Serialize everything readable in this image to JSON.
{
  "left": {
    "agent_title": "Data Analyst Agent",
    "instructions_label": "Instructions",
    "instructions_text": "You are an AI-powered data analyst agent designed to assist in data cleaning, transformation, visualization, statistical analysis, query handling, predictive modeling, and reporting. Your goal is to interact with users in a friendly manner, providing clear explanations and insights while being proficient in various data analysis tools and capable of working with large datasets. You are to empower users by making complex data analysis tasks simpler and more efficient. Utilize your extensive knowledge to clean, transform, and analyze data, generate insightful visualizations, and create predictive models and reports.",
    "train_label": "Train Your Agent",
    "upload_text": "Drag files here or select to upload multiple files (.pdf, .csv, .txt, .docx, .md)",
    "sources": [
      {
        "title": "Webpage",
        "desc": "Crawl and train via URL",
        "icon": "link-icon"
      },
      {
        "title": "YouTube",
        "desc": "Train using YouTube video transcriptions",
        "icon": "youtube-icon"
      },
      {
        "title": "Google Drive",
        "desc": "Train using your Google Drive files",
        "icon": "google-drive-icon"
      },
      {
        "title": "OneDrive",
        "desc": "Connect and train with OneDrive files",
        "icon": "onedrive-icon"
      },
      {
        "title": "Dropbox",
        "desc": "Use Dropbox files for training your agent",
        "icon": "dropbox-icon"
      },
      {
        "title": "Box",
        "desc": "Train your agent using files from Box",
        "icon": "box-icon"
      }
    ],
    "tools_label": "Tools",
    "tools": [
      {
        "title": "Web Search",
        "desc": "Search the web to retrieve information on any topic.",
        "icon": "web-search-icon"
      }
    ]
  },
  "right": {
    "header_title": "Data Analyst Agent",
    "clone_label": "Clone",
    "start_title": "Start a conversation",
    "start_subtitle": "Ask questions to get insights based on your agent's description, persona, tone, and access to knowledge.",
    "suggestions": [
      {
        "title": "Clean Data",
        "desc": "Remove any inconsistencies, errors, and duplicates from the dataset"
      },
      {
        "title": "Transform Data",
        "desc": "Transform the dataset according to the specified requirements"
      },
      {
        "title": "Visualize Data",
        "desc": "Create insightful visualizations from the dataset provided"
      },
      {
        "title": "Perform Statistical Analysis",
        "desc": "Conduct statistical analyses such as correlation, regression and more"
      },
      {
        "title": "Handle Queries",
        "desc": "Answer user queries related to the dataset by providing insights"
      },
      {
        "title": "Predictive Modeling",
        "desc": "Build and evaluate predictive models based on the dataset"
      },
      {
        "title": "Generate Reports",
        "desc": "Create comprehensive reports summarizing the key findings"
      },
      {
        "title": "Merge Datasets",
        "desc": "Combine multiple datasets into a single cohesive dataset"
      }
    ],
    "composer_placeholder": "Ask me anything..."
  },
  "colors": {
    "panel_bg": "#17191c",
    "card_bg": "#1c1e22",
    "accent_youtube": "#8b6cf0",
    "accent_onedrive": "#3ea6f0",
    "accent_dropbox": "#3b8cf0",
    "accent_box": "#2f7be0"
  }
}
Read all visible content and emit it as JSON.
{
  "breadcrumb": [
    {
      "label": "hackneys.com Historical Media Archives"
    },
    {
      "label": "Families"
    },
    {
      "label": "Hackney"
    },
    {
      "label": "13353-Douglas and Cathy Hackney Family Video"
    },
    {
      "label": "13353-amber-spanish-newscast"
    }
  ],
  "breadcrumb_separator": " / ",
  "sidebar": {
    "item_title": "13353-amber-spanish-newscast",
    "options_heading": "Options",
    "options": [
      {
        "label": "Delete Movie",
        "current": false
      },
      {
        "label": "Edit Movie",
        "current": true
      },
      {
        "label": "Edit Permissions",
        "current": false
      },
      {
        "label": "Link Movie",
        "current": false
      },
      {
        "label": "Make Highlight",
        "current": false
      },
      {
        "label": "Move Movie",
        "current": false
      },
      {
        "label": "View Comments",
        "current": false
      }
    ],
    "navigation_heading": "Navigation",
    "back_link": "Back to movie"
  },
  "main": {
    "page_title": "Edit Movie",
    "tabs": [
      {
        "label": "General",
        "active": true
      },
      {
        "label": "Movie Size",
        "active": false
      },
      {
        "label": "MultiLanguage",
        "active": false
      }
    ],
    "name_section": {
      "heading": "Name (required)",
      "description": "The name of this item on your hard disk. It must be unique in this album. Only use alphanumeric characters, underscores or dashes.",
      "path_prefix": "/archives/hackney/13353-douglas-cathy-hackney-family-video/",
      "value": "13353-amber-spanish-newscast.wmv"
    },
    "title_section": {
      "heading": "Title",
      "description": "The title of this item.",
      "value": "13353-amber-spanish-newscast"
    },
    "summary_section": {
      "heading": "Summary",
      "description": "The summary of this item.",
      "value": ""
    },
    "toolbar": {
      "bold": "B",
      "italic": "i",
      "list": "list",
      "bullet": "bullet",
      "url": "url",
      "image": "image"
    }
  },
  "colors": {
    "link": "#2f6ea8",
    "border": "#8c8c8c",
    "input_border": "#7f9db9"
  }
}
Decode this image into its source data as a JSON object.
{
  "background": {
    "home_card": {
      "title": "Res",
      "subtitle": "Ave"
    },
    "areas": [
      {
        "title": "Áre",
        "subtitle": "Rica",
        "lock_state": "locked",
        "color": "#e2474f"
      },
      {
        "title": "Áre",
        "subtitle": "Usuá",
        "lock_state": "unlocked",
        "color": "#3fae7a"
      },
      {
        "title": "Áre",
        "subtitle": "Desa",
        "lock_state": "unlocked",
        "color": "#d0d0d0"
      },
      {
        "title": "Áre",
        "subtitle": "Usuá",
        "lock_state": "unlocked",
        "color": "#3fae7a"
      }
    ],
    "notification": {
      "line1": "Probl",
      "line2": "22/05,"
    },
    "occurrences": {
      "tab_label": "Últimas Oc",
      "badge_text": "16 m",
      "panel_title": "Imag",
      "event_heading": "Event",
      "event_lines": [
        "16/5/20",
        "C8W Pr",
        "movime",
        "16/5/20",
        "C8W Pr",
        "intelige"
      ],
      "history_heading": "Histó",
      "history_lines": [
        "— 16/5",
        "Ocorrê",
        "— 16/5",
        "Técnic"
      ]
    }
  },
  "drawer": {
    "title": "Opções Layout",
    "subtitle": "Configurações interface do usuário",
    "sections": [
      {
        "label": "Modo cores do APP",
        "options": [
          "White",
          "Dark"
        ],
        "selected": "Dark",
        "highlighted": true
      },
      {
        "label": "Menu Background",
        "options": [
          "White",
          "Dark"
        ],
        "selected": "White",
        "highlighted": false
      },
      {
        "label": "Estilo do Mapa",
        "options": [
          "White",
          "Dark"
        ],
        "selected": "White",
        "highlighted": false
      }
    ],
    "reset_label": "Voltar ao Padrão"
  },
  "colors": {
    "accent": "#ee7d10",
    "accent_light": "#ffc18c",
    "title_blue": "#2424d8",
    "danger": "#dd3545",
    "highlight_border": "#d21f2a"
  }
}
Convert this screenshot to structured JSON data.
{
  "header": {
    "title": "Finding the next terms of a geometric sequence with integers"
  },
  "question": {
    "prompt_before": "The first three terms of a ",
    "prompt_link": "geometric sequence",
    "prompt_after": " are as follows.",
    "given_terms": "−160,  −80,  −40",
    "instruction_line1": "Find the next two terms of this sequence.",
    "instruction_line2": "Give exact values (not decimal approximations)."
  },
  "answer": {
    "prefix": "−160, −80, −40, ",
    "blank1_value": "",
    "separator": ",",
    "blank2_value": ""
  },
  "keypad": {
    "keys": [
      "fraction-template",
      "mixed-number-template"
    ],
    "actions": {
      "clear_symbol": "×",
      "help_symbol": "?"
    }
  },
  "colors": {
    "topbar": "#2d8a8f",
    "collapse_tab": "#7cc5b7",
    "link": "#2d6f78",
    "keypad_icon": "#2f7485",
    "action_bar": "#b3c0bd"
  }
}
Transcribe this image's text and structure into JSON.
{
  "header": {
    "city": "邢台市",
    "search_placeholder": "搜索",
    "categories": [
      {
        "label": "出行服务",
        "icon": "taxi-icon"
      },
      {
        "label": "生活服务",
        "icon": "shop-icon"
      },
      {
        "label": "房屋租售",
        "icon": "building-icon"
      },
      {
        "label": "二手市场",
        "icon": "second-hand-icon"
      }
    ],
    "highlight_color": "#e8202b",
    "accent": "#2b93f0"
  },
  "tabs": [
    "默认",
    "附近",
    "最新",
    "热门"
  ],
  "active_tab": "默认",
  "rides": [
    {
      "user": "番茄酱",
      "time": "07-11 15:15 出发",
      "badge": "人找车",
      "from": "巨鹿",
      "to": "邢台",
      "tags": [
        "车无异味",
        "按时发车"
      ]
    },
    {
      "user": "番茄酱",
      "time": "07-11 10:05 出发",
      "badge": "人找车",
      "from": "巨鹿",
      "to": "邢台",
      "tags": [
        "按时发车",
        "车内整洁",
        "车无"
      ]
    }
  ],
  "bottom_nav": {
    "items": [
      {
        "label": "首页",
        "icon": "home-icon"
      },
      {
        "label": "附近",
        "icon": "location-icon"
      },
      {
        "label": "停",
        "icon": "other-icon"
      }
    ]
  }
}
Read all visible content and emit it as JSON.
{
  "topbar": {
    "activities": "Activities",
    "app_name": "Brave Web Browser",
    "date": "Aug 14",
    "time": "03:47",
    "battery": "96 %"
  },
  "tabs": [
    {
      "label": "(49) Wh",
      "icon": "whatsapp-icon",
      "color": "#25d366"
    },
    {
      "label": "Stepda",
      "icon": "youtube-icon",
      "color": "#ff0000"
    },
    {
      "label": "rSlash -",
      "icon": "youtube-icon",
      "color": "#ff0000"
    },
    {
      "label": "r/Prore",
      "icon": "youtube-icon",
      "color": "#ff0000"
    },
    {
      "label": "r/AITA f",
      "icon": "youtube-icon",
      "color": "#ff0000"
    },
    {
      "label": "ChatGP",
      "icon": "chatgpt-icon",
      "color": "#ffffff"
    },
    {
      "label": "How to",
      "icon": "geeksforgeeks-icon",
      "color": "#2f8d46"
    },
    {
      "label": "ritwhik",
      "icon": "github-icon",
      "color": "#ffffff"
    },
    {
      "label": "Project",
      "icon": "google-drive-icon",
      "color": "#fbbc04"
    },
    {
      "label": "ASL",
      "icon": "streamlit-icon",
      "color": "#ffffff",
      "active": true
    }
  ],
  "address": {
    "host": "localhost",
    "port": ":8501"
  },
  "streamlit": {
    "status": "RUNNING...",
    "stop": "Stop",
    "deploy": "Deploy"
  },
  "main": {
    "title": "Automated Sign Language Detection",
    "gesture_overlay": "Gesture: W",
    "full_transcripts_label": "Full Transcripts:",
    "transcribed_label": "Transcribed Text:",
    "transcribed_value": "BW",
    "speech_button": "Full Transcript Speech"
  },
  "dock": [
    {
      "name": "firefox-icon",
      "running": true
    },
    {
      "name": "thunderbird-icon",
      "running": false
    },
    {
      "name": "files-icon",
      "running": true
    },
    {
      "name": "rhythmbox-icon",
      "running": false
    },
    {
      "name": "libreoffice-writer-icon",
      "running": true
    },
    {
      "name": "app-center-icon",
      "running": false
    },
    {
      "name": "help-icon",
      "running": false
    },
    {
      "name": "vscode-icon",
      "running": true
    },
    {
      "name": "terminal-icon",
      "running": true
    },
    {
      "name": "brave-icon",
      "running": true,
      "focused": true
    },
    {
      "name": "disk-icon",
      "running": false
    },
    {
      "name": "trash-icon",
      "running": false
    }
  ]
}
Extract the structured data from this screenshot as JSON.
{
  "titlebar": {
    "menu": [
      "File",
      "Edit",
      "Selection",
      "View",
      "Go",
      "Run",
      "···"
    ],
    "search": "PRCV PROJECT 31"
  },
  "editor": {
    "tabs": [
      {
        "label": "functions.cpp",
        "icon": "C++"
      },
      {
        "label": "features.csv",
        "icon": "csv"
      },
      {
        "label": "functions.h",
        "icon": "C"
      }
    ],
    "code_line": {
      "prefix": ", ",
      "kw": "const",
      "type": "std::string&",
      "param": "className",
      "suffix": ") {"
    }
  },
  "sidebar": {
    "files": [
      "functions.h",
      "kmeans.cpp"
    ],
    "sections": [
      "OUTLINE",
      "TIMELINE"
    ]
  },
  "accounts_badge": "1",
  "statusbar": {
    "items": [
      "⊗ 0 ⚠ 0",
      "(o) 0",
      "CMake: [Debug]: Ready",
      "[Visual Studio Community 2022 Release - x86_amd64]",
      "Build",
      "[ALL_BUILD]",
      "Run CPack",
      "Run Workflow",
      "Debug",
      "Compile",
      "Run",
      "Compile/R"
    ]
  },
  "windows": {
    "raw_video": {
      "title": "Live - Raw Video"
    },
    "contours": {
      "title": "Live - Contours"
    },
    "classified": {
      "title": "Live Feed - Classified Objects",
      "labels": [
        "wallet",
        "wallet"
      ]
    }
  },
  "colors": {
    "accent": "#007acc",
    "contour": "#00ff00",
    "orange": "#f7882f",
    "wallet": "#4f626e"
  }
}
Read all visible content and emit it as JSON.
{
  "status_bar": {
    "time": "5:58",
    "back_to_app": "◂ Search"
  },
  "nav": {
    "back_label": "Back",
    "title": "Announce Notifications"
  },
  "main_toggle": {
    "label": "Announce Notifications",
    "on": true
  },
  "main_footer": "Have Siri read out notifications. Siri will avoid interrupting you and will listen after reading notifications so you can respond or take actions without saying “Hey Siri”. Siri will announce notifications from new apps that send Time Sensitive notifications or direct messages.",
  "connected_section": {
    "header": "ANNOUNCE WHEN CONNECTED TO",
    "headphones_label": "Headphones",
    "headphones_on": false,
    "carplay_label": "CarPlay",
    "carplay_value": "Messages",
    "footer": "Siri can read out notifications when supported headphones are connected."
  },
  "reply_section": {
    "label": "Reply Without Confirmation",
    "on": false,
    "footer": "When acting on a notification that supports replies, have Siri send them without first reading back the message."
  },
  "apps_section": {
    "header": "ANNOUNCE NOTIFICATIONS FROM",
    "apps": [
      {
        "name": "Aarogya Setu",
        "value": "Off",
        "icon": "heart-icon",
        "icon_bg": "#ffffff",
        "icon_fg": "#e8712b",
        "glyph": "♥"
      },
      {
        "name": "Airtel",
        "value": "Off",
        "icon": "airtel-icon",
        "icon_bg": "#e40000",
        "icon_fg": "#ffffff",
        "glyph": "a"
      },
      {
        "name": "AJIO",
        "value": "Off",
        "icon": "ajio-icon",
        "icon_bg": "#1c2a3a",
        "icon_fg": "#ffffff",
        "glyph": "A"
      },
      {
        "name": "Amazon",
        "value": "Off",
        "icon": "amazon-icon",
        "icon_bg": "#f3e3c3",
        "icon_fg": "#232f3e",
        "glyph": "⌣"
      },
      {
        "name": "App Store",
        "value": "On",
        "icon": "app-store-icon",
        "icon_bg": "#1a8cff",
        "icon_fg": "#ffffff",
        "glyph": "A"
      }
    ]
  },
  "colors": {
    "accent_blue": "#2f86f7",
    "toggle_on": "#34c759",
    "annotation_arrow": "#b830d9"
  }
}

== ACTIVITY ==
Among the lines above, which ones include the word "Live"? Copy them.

== TASK RESULT ==
      "title": "Live - Raw Video"
      "title": "Live - Contours"
      "title": "Live Feed - Classified Objects",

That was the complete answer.